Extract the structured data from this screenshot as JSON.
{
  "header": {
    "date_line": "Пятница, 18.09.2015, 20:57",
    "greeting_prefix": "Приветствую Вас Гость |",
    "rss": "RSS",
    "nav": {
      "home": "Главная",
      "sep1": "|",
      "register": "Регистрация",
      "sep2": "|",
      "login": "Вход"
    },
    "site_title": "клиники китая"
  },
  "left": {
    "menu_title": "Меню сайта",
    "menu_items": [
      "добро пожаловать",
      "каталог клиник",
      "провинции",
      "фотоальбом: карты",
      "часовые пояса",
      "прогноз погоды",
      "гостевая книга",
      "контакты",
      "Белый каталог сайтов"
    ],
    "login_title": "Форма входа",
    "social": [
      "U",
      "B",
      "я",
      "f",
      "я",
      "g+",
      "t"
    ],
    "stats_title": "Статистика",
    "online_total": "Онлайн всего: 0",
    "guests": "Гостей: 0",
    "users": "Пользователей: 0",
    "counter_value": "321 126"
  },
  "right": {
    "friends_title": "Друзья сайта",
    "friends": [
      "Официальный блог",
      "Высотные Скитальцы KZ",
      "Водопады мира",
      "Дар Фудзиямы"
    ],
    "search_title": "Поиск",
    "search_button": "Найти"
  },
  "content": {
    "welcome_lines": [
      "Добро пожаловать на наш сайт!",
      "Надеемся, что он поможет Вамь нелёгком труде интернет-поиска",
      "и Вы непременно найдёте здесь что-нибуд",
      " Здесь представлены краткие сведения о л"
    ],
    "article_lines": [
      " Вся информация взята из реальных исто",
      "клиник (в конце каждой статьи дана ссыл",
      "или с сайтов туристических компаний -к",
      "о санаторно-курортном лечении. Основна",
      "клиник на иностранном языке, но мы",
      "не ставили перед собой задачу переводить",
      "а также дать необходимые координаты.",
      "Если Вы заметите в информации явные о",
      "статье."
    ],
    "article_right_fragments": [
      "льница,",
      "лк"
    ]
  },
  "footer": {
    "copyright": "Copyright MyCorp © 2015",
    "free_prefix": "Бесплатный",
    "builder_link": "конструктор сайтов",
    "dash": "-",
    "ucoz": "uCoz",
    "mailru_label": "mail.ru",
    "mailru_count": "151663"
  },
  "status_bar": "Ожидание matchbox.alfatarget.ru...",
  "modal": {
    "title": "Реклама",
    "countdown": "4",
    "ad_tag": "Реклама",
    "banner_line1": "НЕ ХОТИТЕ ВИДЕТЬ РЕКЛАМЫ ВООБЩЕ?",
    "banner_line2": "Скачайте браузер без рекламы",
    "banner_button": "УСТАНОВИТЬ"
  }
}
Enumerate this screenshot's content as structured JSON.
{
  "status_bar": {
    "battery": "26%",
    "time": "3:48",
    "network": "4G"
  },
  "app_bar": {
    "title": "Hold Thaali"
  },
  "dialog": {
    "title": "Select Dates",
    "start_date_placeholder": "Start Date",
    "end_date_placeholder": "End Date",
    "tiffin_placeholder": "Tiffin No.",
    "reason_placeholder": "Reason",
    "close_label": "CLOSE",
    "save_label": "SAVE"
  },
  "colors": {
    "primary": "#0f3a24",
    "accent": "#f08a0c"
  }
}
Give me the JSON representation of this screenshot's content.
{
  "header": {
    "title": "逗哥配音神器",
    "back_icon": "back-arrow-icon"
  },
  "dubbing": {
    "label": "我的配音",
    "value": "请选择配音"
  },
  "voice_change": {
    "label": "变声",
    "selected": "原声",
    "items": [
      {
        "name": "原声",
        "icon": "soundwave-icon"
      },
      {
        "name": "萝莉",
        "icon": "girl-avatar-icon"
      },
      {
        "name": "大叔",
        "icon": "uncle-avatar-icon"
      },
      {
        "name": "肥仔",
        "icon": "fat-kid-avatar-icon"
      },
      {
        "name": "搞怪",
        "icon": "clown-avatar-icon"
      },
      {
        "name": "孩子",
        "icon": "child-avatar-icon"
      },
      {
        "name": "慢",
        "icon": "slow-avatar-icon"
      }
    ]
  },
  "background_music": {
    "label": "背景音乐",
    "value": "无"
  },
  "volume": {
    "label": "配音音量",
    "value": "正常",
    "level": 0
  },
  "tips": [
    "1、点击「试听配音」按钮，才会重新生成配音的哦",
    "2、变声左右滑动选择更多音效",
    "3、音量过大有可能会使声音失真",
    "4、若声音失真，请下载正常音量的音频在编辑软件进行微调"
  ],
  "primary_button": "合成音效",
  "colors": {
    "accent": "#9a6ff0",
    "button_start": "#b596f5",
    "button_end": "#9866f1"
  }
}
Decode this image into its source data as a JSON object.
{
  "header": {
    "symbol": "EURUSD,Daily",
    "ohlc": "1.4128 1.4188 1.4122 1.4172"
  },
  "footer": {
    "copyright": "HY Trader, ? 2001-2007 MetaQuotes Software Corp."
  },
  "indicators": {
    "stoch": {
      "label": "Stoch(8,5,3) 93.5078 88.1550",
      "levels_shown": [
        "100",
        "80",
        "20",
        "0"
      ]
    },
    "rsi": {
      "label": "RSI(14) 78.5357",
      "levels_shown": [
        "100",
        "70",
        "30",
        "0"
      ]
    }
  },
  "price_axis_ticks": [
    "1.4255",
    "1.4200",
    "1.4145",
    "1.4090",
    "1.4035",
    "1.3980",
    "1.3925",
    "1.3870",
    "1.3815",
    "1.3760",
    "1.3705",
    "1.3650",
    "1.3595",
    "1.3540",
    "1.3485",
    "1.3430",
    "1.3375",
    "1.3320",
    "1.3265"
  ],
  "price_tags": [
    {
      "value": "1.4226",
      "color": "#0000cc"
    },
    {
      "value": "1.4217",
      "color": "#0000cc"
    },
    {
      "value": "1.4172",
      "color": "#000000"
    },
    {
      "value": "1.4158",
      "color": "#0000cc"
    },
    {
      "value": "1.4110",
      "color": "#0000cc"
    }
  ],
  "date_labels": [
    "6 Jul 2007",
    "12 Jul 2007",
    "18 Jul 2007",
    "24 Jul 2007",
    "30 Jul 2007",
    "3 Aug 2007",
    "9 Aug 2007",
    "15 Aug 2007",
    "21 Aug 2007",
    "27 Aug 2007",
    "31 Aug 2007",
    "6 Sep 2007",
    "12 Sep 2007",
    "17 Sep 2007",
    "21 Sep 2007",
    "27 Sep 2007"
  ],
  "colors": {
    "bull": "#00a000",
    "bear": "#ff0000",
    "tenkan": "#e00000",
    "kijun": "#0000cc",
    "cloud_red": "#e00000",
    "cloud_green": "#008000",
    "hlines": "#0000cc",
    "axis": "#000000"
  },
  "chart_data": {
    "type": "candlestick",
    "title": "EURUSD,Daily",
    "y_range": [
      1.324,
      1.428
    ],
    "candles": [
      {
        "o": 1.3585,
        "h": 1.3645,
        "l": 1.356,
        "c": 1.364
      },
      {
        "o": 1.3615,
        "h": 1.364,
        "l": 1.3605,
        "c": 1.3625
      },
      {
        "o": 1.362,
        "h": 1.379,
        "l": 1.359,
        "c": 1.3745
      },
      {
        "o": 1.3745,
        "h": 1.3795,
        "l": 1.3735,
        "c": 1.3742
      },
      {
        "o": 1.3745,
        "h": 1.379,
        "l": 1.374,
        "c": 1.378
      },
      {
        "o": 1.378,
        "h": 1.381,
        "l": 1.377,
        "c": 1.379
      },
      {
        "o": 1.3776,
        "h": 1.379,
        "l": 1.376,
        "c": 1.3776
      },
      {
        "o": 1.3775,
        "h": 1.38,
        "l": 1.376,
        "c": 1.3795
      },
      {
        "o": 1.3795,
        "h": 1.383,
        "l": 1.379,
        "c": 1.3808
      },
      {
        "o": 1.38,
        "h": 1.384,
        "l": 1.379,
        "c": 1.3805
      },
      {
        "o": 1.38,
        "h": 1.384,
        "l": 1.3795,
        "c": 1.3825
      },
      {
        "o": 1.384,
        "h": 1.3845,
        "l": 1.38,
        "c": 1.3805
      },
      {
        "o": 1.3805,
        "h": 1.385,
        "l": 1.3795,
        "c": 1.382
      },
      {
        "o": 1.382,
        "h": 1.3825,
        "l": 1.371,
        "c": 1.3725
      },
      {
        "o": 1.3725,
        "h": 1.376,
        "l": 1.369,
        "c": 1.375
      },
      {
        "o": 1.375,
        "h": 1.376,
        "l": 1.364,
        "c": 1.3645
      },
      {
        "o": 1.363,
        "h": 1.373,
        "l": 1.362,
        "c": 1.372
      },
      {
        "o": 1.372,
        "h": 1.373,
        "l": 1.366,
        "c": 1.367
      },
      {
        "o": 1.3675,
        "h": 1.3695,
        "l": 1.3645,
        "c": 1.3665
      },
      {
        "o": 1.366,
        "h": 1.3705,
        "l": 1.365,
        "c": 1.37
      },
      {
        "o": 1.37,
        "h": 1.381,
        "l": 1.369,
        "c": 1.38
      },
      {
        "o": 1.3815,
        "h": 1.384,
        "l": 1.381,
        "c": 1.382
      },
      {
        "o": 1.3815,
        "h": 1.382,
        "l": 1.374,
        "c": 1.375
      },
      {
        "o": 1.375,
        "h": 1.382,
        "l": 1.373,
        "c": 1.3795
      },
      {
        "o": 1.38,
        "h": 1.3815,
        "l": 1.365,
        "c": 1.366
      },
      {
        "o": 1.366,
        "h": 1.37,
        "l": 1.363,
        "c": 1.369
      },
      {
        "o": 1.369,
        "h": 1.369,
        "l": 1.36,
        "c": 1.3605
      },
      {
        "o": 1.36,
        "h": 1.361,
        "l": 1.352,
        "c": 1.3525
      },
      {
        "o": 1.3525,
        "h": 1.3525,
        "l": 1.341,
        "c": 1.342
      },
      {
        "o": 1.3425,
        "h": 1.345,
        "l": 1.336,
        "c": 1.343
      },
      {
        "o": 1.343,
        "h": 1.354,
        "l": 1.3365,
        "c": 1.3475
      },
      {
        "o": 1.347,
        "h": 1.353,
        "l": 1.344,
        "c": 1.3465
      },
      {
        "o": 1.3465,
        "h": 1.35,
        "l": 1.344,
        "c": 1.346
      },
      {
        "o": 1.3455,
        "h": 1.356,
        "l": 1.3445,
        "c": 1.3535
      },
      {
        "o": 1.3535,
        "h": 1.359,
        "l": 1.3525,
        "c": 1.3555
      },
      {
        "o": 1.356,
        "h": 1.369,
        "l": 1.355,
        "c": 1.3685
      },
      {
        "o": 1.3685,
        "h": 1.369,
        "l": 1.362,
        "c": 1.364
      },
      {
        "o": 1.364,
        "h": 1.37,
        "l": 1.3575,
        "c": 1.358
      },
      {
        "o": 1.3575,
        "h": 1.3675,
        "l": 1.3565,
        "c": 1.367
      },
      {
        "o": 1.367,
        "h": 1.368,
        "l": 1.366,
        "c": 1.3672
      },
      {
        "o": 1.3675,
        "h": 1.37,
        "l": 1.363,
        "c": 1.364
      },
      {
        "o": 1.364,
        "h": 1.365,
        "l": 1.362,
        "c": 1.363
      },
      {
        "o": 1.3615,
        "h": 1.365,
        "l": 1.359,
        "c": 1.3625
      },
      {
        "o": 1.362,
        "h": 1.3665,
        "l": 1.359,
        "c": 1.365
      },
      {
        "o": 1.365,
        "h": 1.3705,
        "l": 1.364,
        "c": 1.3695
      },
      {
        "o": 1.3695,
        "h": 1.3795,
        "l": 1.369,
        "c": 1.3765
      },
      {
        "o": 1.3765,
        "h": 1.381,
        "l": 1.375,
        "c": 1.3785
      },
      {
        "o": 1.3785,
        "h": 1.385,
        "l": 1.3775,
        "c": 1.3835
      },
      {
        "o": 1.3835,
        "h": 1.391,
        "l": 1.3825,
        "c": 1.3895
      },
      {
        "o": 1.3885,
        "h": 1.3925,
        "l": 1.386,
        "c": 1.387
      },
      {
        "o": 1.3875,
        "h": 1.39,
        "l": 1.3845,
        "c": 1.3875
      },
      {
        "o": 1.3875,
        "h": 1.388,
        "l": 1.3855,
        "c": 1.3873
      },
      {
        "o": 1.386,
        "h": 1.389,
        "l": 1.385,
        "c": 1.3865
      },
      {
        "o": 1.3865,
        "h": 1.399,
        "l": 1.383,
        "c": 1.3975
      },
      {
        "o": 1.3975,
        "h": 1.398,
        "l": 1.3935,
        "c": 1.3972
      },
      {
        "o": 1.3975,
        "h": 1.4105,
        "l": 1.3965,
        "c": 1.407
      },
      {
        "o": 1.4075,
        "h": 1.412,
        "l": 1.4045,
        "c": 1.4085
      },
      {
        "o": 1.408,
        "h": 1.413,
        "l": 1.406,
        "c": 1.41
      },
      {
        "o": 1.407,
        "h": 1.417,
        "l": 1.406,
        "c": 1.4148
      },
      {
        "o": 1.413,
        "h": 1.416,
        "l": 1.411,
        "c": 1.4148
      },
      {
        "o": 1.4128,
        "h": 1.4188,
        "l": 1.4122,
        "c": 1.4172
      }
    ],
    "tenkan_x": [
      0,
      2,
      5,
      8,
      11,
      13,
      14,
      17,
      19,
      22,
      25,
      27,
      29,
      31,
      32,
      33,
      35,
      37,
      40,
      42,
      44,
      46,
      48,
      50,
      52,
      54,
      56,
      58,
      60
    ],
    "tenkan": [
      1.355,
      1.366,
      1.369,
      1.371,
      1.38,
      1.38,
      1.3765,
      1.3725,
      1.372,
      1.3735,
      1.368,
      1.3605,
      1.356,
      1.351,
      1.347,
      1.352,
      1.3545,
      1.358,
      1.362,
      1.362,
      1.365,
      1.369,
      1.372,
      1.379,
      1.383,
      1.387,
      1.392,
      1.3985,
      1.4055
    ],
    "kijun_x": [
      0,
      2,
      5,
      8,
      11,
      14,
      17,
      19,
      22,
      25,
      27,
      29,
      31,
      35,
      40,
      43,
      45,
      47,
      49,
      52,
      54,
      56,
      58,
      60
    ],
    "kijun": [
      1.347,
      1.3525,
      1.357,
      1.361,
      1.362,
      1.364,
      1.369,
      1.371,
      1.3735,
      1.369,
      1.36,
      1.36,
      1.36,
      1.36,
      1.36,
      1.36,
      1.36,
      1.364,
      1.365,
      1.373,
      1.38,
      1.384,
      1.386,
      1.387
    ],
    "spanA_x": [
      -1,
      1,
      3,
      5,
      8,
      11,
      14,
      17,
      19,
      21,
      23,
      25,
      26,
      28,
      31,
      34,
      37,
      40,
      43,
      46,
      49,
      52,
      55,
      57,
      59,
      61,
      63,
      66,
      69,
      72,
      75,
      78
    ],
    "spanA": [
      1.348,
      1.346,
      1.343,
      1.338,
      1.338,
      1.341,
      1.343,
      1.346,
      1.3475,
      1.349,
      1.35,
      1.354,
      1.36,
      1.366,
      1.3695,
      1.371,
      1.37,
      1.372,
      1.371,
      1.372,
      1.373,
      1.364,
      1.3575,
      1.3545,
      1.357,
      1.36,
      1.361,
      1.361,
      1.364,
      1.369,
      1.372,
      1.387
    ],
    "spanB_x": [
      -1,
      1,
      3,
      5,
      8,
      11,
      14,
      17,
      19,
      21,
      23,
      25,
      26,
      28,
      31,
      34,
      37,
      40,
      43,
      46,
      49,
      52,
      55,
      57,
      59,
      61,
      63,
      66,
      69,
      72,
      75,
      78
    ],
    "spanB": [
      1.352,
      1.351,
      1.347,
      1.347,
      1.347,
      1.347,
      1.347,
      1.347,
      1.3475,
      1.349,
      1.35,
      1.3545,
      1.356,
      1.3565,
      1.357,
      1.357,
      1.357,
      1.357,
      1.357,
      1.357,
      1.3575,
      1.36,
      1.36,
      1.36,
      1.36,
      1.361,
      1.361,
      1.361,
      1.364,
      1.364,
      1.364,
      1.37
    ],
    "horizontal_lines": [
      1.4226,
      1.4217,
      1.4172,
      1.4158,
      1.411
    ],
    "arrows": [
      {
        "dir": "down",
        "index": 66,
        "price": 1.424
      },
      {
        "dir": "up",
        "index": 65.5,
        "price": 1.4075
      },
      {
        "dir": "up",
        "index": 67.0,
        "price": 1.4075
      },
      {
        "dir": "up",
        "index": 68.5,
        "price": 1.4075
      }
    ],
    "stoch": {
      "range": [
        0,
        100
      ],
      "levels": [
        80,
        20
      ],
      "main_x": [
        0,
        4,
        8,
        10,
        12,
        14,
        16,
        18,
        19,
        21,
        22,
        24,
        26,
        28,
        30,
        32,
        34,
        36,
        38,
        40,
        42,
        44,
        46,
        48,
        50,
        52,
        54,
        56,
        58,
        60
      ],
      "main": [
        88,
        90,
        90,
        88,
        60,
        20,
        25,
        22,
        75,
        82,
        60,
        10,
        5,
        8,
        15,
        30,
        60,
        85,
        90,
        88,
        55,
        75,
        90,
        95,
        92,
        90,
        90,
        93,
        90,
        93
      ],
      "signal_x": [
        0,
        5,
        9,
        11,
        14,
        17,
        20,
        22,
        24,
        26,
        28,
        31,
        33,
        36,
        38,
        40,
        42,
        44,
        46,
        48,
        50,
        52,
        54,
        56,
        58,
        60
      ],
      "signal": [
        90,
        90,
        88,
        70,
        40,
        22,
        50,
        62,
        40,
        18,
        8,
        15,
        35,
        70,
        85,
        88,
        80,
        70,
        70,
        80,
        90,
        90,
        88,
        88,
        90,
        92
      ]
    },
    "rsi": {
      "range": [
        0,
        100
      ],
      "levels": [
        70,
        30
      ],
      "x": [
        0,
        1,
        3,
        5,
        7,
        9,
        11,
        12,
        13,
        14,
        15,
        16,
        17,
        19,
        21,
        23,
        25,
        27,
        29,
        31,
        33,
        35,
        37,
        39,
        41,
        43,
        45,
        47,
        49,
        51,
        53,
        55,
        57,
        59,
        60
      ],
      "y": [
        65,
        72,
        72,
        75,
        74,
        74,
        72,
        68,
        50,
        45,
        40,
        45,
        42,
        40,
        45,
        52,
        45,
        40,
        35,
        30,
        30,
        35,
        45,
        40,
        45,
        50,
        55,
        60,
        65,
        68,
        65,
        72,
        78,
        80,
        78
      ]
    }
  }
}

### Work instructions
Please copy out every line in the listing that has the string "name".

### Exercise solution
        "name": "原声",
        "name": "萝莉",
        "name": "大叔",
        "name": "肥仔",
        "name": "搞怪",
        "name": "孩子",
        "name": "慢",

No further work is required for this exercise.